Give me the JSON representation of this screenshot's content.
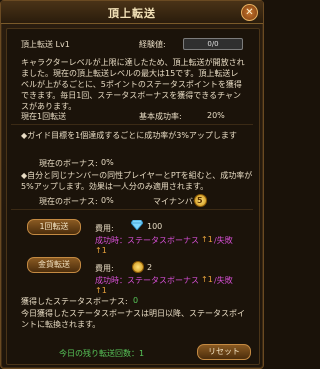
{
  "window": {
    "title": "頂上転送",
    "close_label": "✕"
  },
  "level": {
    "label": "頂上転送 Lv1",
    "exp_label": "経験値:",
    "exp_value": "0/0"
  },
  "description": "キャラクターレベルが上限に達したため、頂上転送が開放されました。現在の頂上転送レベルの最大は15です。頂上転送レベルが上がるごとに、5ポイントのステータスポイントを獲得できます。毎日1回、ステータスボーナスを獲得できるチャンスがあります。",
  "status": {
    "current_label": "現在1回転送",
    "rate_label": "基本成功率:",
    "rate_value": "20%"
  },
  "guide_note": "◆ガイド目標を1個達成するごとに成功率が3%アップします",
  "bonus1": {
    "label": "現在のボーナス:",
    "value": "0%"
  },
  "party_note": "◆自分と同じナンバーの同性プレイヤーとPTを組むと、成功率が5%アップします。効果は一人分のみ適用されます。",
  "bonus2": {
    "label": "現在のボーナス:",
    "value": "0%",
    "number_label": "マイナンバー:",
    "number_value": "5"
  },
  "transfer_gem": {
    "button_label": "1回転送",
    "cost_label": "費用:",
    "cost_value": "100",
    "success_text": "成功時：ステータスボーナス",
    "success_value": "↑1",
    "fail_text": "/失敗",
    "fail_value": "↑1"
  },
  "transfer_coin": {
    "button_label": "金貨転送",
    "cost_label": "費用:",
    "cost_value": "2",
    "success_text": "成功時：ステータスボーナス",
    "success_value": "↑1",
    "fail_text": "/失敗",
    "fail_value": "↑1"
  },
  "gained": {
    "label": "獲得したステータスボーナス:",
    "value": "0"
  },
  "notice": "今日獲得したステータスボーナスは明日以降、ステータスポイントに転換されます。",
  "footer": {
    "remaining": "今日の残り転送回数：1",
    "reset_label": "リセット"
  },
  "colors": {
    "accent": "#e7a13a",
    "magenta": "#d64fd6",
    "green": "#58c85a"
  }
}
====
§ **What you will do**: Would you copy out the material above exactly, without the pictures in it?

§ **Exercise output**:
Give me the JSON representation of this screenshot's content.
{
  "window": {
    "title": "頂上転送",
    "close_label": "✕"
  },
  "level": {
    "label": "頂上転送 Lv1",
    "exp_label": "経験値:",
    "exp_value": "0/0"
  },
  "description": "キャラクターレベルが上限に達したため、頂上転送が開放されました。現在の頂上転送レベルの最大は15です。頂上転送レベルが上がるごとに、5ポイントのステータスポイントを獲得できます。毎日1回、ステータスボーナスを獲得できるチャンスがあります。",
  "status": {
    "current_label": "現在1回転送",
    "rate_label": "基本成功率:",
    "rate_value": "20%"
  },
  "guide_note": "◆ガイド目標を1個達成するごとに成功率が3%アップします",
  "bonus1": {
    "label": "現在のボーナス:",
    "value": "0%"
  },
  "party_note": "◆自分と同じナンバーの同性プレイヤーとPTを組むと、成功率が5%アップします。効果は一人分のみ適用されます。",
  "bonus2": {
    "label": "現在のボーナス:",
    "value": "0%",
    "number_label": "マイナンバー:",
    "number_value": "5"
  },
  "transfer_gem": {
    "button_label": "1回転送",
    "cost_label": "費用:",
    "cost_value": "100",
    "success_text": "成功時：ステータスボーナス",
    "success_value": "↑1",
    "fail_text": "/失敗",
    "fail_value": "↑1"
  },
  "transfer_coin": {
    "button_label": "金貨転送",
    "cost_label": "費用:",
    "cost_value": "2",
    "success_text": "成功時：ステータスボーナス",
    "success_value": "↑1",
    "fail_text": "/失敗",
    "fail_value": "↑1"
  },
  "gained": {
    "label": "獲得したステータスボーナス:",
    "value": "0"
  },
  "notice": "今日獲得したステータスボーナスは明日以降、ステータスポイントに転換されます。",
  "footer": {
    "remaining": "今日の残り転送回数：1",
    "reset_label": "リセット"
  },
  "colors": {
    "accent": "#e7a13a",
    "magenta": "#d64fd6",
    "green": "#58c85a"
  }
}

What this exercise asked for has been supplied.